_Task directions_
Here is a block of records. Copy every line in it that includes "Mill".

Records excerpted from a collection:
= Beginning of Section =

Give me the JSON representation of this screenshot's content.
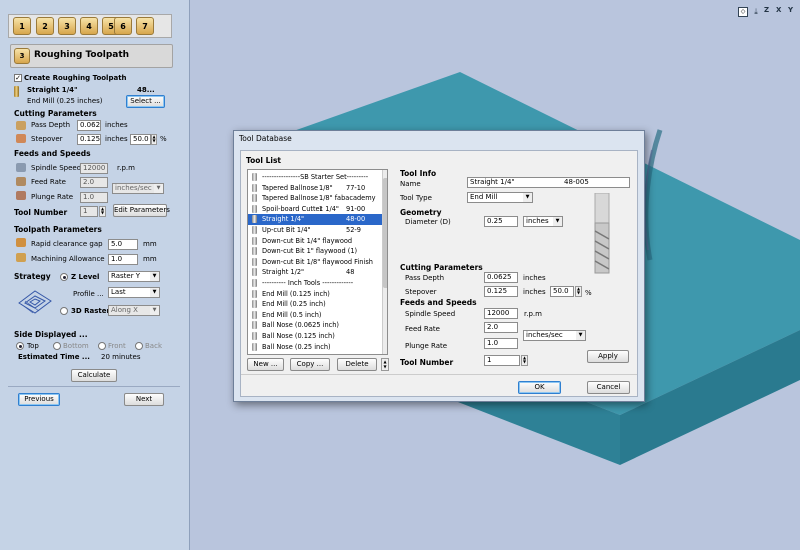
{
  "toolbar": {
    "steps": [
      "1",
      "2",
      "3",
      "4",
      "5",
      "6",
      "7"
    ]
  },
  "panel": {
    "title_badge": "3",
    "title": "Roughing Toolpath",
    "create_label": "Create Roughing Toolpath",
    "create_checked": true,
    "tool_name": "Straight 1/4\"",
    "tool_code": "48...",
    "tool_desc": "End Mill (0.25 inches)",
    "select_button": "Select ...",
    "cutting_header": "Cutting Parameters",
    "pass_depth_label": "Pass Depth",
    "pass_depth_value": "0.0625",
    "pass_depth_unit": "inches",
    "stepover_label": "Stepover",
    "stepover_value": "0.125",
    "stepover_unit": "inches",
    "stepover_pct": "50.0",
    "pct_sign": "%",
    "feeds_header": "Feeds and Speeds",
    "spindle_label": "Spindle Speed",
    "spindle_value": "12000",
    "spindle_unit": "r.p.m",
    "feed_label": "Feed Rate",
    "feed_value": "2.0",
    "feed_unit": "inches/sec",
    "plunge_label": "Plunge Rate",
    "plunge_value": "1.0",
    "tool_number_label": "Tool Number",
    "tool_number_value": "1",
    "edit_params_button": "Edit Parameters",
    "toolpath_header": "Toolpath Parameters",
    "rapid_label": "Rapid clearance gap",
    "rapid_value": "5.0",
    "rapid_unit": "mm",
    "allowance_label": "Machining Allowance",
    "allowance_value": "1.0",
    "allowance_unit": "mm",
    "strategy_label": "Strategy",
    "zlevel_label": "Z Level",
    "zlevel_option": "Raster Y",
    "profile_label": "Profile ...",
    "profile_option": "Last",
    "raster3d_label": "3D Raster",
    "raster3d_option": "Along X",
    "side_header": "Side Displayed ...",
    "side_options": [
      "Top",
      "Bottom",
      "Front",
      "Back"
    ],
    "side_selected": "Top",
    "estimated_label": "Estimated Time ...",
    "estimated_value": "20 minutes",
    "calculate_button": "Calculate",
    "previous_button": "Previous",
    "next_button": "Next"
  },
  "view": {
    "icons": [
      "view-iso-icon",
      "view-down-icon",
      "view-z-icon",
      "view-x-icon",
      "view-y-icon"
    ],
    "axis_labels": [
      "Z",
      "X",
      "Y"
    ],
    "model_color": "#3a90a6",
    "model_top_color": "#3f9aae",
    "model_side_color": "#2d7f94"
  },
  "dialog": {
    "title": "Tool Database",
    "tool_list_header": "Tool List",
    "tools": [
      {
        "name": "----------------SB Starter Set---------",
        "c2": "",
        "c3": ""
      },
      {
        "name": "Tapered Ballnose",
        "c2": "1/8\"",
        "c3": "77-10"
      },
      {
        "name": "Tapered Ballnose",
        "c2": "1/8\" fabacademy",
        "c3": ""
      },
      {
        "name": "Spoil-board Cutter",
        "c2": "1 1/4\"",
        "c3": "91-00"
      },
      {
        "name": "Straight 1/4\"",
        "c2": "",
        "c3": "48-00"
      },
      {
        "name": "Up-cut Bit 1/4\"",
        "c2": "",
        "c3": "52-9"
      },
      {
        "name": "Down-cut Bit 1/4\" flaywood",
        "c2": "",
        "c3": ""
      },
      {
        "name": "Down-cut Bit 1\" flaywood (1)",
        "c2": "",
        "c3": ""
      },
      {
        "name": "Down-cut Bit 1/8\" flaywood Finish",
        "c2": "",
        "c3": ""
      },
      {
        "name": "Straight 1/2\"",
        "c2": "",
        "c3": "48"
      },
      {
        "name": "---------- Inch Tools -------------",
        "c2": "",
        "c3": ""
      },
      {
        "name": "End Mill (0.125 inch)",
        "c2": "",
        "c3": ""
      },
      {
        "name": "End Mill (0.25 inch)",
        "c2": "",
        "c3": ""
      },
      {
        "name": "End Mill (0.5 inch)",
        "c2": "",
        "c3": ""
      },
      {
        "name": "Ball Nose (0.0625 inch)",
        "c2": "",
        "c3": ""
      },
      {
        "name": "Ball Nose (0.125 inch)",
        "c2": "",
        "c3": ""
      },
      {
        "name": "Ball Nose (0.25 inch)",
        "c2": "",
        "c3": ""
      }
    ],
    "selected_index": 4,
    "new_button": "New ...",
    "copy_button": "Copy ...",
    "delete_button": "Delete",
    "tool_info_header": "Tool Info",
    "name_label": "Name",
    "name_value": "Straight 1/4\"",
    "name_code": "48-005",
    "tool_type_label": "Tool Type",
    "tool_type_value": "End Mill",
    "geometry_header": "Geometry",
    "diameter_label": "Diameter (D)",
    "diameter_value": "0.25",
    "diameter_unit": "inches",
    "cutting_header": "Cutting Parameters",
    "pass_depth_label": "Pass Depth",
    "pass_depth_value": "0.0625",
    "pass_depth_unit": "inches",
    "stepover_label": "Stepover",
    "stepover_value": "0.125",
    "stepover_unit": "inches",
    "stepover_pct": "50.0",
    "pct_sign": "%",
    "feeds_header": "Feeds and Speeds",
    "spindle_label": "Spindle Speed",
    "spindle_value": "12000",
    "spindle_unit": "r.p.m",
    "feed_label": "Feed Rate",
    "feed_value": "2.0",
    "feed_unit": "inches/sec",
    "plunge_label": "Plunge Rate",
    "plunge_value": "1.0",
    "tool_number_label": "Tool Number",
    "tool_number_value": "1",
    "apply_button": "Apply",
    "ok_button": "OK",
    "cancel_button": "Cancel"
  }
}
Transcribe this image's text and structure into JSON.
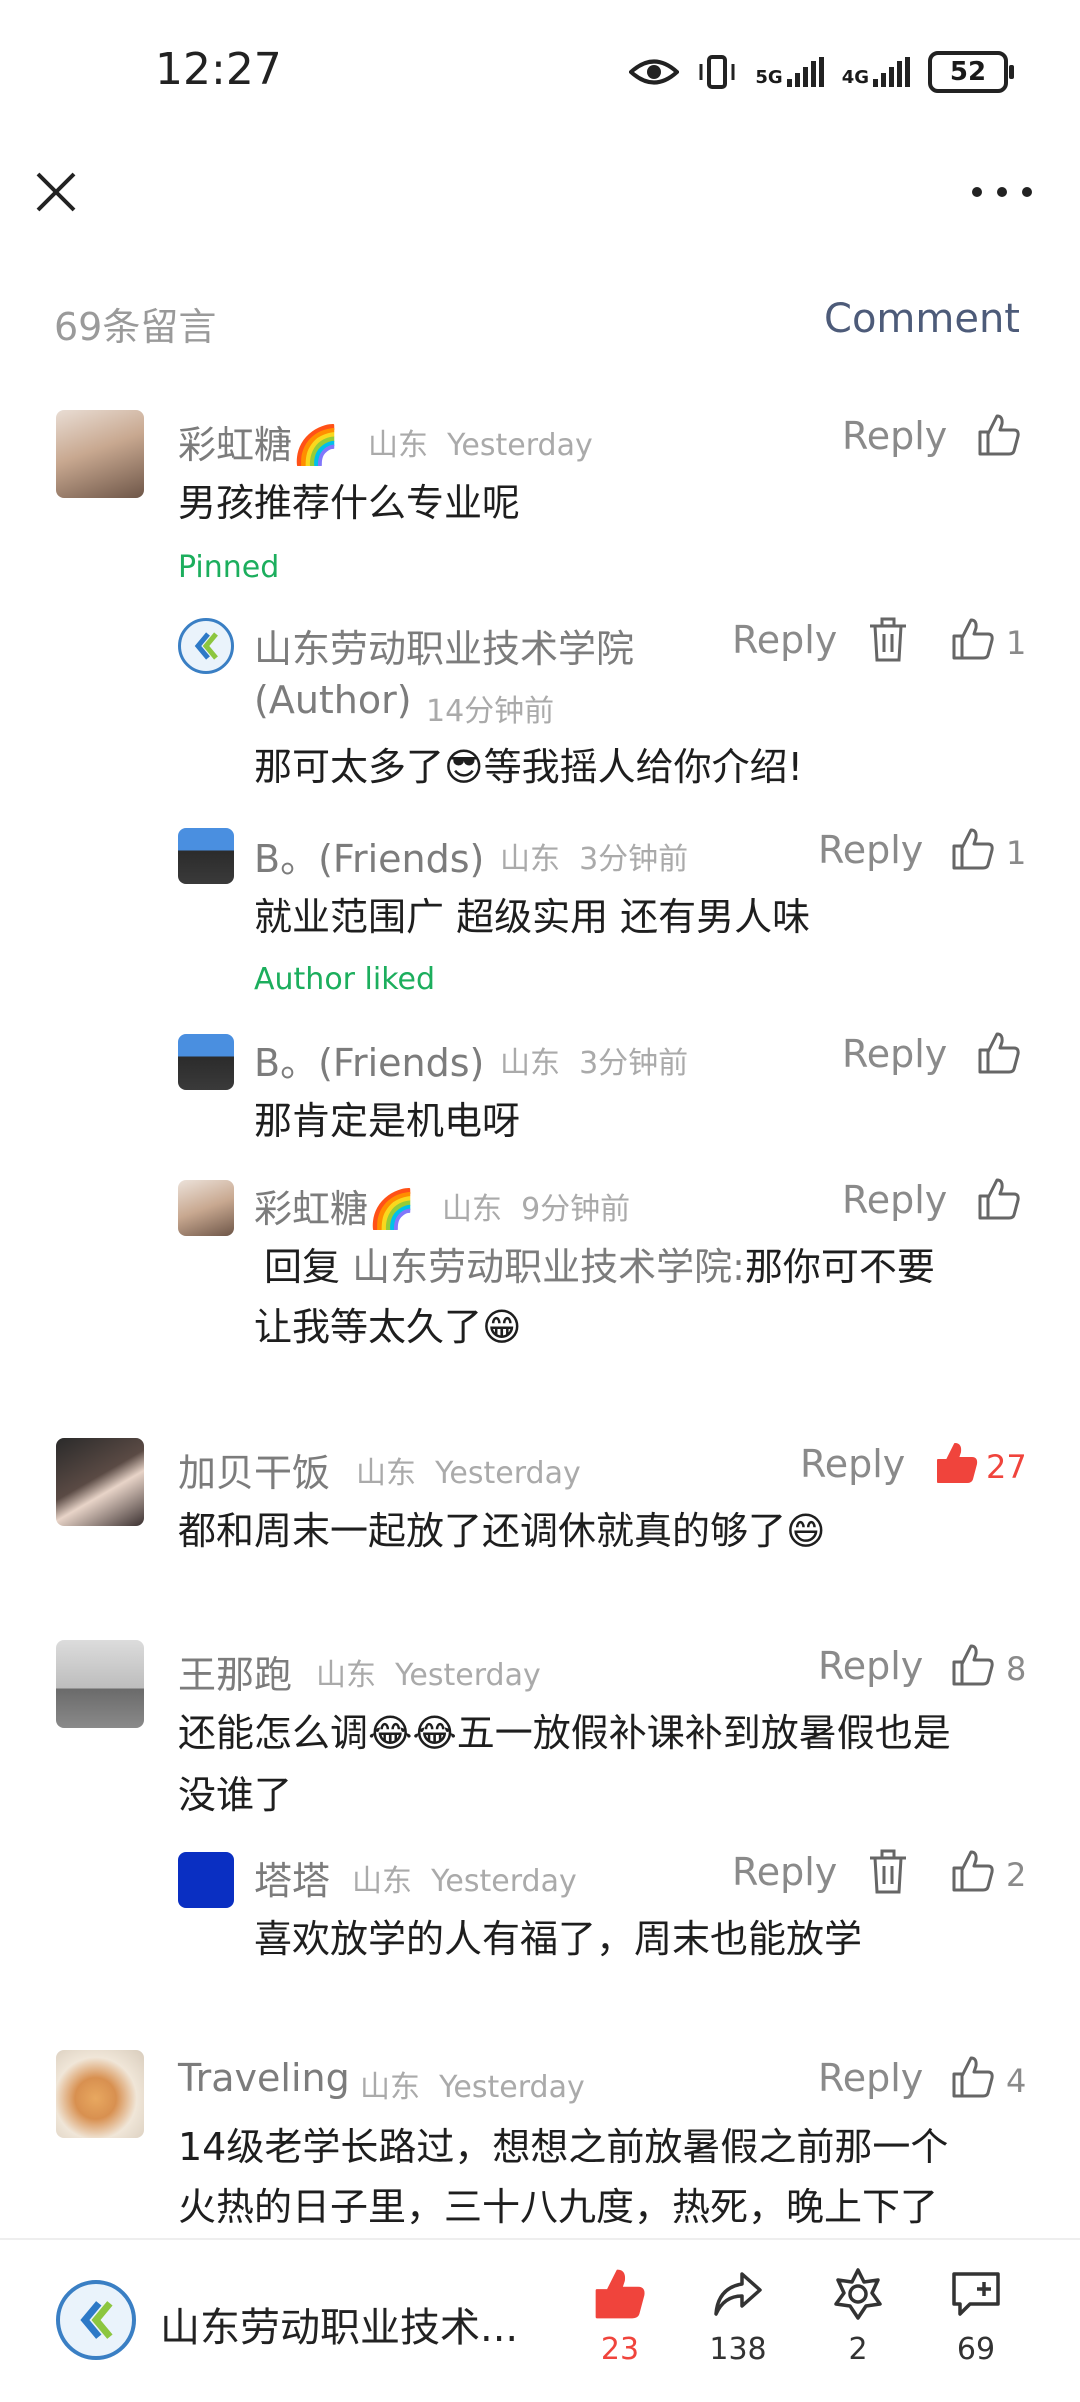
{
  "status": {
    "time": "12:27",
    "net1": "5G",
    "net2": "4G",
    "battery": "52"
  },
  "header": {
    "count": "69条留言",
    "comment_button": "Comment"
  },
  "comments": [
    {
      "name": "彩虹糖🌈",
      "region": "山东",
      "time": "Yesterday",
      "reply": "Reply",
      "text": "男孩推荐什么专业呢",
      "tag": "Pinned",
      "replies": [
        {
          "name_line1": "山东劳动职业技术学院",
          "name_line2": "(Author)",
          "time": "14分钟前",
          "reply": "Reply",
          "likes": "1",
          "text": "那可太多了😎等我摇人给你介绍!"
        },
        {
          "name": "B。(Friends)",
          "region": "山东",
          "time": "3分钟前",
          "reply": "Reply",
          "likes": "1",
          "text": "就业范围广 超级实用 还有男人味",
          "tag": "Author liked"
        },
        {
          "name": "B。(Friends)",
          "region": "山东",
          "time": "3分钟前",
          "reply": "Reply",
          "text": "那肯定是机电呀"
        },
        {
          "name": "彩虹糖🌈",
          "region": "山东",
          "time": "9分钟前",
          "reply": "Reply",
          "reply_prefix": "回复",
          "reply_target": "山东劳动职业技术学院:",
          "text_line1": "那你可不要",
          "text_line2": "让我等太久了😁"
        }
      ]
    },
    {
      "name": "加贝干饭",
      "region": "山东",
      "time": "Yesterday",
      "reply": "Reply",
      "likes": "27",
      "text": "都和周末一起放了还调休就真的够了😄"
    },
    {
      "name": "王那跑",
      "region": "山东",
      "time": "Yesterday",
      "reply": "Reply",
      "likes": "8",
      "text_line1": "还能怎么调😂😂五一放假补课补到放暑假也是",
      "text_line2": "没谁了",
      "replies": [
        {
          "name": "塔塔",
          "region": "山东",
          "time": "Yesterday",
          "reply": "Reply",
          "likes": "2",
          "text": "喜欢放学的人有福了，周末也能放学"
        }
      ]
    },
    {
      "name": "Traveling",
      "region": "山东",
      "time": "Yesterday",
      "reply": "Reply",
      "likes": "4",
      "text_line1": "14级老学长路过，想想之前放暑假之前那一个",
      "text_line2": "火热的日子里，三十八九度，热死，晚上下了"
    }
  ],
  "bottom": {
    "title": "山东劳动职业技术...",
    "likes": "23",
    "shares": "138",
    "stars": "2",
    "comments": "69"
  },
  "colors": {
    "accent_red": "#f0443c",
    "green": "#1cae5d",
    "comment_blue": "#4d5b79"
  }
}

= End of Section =
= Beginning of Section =

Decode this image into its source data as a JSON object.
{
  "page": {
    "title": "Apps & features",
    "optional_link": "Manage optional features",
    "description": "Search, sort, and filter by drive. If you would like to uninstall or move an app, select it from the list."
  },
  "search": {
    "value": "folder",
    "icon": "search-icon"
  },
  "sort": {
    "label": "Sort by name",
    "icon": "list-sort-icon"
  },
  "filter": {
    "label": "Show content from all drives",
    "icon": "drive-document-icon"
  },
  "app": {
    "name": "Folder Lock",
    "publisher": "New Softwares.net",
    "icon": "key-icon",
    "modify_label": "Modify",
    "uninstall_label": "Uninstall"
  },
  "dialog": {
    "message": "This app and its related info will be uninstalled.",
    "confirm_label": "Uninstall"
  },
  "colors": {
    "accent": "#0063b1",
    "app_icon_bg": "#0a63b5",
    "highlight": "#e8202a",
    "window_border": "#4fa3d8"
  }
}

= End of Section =
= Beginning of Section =

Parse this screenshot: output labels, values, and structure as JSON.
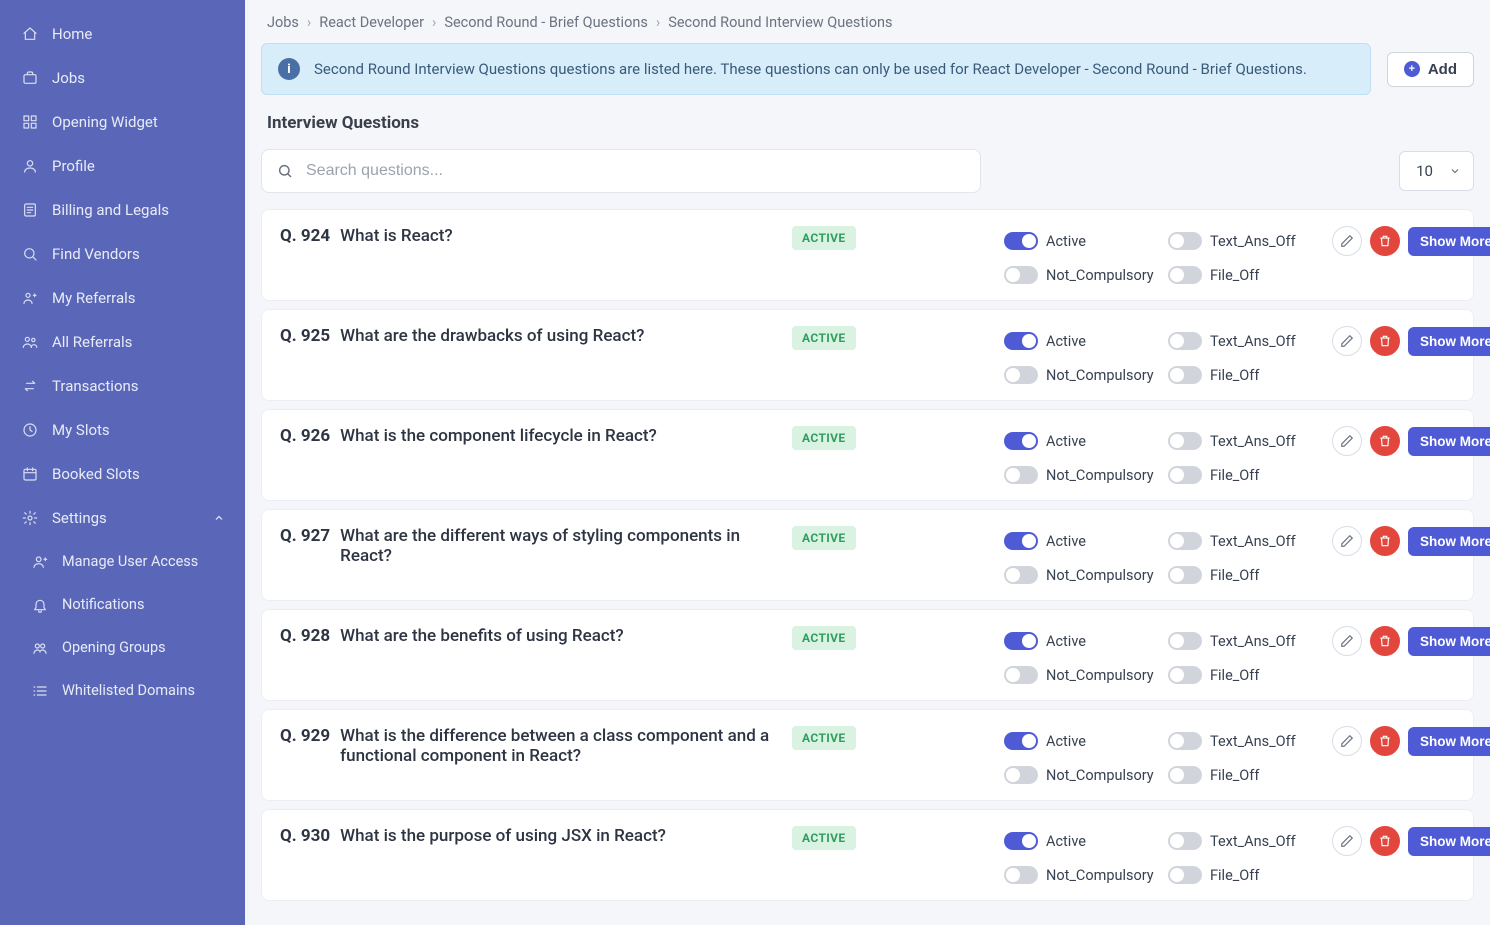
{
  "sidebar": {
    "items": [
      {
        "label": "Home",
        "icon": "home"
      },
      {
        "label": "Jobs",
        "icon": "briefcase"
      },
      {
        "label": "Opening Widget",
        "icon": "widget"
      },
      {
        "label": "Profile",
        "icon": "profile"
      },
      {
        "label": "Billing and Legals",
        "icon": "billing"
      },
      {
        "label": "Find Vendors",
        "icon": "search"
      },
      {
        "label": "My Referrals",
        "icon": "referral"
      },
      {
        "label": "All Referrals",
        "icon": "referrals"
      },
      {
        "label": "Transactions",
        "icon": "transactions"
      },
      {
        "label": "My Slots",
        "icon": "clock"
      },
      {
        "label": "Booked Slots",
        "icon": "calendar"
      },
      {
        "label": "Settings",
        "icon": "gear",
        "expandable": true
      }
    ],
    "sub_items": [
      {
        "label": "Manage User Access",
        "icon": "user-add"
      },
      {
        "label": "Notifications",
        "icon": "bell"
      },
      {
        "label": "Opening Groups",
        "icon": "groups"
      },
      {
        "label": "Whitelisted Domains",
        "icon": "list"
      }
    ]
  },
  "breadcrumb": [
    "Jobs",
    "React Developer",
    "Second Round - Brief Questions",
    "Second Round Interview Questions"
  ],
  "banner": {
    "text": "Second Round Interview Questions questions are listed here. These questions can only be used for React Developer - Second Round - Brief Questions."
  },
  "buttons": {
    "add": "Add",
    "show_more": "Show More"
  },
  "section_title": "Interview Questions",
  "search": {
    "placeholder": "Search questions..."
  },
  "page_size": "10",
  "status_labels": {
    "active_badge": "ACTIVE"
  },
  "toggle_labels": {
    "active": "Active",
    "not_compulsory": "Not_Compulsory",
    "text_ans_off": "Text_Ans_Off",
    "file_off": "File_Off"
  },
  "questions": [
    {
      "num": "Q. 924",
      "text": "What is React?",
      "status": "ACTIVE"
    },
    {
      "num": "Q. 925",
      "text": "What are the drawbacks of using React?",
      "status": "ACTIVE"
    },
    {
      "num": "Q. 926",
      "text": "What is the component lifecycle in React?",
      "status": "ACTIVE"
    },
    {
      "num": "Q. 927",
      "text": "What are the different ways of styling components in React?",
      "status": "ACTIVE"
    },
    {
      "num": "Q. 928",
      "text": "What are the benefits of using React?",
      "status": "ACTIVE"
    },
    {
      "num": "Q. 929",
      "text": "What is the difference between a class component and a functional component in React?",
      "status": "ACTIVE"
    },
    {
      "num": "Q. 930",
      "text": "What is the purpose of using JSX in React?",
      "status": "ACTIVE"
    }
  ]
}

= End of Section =

_Result of this exercise_
    "tool_desc": "End Mill (0.25 inches)",
        "name": "End Mill (0.125 inch)",
        "name": "End Mill (0.25 inch)",
        "name": "End Mill (0.5 inch)",
    "tool_type_value": "End Mill",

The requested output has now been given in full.